WHICH IS WHAT? Is it climate change that causes Earth change? Is it Earth change that affects climate change? Or is one simply giving rise to the other? Or are they in fact one and the same composite natural phenomenon?
This issue is not really unlike the interesting – and allegedly – profound century old question: Which is first, the hen or the egg? Round and round the answers go. If the chicken is first, then where is the egg it came from? If the egg is first, then where is the chicken that laid it?

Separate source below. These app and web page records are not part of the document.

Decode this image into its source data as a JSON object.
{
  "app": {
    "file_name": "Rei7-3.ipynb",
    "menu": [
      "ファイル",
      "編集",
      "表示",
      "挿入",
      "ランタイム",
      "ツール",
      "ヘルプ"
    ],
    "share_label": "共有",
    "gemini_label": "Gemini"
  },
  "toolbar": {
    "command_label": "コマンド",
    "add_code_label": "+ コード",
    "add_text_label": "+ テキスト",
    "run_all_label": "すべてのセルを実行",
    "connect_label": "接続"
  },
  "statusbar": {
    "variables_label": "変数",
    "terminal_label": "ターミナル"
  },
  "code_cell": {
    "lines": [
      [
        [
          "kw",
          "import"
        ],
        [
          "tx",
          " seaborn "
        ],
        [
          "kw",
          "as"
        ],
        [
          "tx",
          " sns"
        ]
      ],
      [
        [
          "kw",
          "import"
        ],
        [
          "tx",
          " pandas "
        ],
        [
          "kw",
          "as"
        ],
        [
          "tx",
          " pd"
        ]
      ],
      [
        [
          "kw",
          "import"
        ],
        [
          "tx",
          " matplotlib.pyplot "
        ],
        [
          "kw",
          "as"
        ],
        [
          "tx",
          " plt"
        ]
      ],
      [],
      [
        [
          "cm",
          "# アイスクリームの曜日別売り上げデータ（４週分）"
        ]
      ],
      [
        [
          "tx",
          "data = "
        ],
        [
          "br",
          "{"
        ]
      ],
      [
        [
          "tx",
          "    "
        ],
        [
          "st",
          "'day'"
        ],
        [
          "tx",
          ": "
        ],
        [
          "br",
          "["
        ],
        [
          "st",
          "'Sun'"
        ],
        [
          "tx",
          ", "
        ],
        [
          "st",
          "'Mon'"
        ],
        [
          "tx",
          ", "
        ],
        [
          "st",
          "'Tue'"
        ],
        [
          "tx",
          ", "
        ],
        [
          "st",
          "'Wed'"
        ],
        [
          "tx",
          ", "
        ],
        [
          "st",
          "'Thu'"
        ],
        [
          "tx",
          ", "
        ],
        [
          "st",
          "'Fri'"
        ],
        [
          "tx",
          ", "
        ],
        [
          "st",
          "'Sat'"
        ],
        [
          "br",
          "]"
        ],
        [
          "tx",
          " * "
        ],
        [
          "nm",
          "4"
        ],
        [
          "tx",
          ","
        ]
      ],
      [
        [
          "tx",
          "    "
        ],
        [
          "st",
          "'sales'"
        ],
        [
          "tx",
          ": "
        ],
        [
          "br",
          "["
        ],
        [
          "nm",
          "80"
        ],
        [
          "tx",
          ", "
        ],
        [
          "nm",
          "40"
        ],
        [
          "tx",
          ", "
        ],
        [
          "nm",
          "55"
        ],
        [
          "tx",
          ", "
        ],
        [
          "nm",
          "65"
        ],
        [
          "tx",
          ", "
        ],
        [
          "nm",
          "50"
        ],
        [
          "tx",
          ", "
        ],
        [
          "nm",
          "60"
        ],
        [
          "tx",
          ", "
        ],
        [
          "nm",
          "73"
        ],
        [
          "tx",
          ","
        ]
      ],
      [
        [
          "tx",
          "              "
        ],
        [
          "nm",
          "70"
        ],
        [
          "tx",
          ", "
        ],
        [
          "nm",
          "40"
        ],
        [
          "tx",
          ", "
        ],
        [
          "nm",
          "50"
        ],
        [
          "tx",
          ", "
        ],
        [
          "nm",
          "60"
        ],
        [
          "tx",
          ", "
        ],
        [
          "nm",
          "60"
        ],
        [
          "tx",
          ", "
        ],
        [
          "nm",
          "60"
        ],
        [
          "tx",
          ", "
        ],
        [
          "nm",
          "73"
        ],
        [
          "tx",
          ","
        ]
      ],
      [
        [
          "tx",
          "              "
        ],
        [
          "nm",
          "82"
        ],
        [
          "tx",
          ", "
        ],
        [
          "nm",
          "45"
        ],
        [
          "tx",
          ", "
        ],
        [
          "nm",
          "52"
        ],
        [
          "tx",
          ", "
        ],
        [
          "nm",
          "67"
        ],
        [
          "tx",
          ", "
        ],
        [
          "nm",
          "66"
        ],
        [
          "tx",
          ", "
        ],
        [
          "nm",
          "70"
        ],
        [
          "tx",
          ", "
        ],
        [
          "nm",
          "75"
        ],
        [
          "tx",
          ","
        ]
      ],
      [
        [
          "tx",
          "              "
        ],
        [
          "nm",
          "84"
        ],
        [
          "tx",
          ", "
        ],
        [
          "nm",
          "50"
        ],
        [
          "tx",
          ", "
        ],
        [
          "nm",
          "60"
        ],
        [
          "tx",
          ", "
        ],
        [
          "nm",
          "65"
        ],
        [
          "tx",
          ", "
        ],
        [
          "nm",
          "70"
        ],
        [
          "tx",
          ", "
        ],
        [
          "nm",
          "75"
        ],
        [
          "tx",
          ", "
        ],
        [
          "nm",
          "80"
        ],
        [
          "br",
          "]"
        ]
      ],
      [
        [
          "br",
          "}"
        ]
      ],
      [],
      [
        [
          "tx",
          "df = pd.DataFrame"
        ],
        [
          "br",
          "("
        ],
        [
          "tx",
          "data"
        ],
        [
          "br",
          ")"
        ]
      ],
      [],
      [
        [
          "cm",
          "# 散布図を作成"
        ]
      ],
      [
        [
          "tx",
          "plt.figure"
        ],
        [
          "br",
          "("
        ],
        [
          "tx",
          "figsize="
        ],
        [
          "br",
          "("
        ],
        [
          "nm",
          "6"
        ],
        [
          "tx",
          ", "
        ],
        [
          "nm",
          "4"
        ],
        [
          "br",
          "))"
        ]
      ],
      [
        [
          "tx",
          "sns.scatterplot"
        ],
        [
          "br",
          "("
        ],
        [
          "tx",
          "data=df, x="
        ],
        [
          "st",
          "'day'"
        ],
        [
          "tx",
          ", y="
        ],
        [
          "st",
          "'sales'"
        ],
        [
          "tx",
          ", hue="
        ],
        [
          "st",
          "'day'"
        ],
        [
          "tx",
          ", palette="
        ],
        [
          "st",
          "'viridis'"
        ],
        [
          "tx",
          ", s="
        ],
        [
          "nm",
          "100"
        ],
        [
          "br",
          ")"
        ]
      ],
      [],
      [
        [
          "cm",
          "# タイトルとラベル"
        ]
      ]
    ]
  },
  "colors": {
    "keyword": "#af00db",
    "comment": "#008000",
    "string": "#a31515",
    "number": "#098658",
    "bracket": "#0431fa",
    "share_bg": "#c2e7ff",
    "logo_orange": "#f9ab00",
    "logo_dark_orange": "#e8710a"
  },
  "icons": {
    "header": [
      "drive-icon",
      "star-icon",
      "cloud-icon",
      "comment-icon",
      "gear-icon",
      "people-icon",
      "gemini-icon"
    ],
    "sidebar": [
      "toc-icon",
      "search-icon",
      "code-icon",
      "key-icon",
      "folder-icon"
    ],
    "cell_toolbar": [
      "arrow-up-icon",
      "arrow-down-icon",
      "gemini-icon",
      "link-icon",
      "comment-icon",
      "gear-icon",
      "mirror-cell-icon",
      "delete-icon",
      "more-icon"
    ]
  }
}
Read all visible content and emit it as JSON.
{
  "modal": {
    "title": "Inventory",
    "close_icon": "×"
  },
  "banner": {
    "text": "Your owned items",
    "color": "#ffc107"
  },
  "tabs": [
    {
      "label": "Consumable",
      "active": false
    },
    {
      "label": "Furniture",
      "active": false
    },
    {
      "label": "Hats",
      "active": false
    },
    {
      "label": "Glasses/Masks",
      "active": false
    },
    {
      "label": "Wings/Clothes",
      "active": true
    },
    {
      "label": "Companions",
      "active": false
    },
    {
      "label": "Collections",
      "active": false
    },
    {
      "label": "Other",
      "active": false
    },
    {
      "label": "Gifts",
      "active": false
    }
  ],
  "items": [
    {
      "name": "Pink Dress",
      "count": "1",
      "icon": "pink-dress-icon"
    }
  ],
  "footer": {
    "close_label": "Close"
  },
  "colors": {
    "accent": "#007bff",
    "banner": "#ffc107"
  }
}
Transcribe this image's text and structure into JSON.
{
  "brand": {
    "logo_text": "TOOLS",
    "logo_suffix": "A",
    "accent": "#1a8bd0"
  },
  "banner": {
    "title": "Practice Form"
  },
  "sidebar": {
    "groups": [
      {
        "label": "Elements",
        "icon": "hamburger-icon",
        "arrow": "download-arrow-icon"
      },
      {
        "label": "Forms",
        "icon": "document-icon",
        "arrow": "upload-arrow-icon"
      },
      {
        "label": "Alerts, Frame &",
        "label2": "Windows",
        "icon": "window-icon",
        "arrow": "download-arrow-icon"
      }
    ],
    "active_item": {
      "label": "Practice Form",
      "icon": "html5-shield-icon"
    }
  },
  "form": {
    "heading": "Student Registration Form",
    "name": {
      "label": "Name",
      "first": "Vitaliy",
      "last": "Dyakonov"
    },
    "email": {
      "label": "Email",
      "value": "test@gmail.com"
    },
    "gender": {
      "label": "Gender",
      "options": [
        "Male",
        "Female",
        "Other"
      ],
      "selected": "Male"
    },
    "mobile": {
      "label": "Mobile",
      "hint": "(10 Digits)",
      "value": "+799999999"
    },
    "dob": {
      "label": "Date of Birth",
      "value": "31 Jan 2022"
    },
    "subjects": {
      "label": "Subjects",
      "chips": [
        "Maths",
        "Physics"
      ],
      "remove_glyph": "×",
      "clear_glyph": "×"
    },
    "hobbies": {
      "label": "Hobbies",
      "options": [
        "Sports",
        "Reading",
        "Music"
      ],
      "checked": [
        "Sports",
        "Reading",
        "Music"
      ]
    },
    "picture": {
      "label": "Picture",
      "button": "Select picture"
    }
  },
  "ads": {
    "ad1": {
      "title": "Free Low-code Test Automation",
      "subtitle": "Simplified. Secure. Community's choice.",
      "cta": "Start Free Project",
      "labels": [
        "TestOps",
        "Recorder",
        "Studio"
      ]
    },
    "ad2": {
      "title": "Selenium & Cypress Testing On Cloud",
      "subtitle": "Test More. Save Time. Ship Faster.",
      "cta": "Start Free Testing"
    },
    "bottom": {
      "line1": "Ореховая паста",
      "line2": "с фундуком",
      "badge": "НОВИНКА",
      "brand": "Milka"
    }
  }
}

The matter of climate change has been long since hugging the attention of people the world over. Foreign and local media continuously bring to focus either the great wonder of or the big fear about the changing climate all over the globe. Initiated by a known and familiar political figure in North America, he said that on-going change in the climate has been the origin of the large and significant movements of the soil – specially in form of frequent strong earthquakes – not to mention the frequent deluge of water that causes frequent and destructive floods which in turn annihilates rice fields, roads, bridges and so on.
The Philippines is certainly not excluded from the destructive impact of climate change. It is good to note that the natural damages caused by the change of the climate are different from the destruction of nature brought about by human greed as well as by poisonous industrial ventures.
The truth of the matter is that even long before the mention of climate change and the affirmation of its pervasive and profound ruinous consequence, the different upheavals of nature have long been taking place in this and that continent, in this and that part of the globe.
It is worth asking: Is it really climate change that brings about changes on earth as whole – or is it Earth change that forwards changes in the world climate?
To somehow appreciate the relevance and merit of the question, it might help to ask other questions: Is it actually the change in the climate that brought about the formation of mountains and the eruption of volcanoes, that causes land movements especially in terms of earthquakes, that in turn makes islands/islets appear or disappear? Interestingly, is it in fact, climate change that made the high mountains of Baguio rise that much and that high?
Is it not possible – just possible – that it is the change on earth that in fact promotes or brings about the change in the climate – not the other way around? Is it not said that the earth is a cooled and still cooling star or something? Is it not said that cooling of the earth is precisely what causes volcanoes to explode, blowing out burning lava from the center of the earth as this becomes cooler and smaller.
Again: Which causes what? Is it the changes in the climate that bring about the changes on earth – or it is the other way around, viz., the changes on earth instead bring about the changes in the climate? Just asking?/PN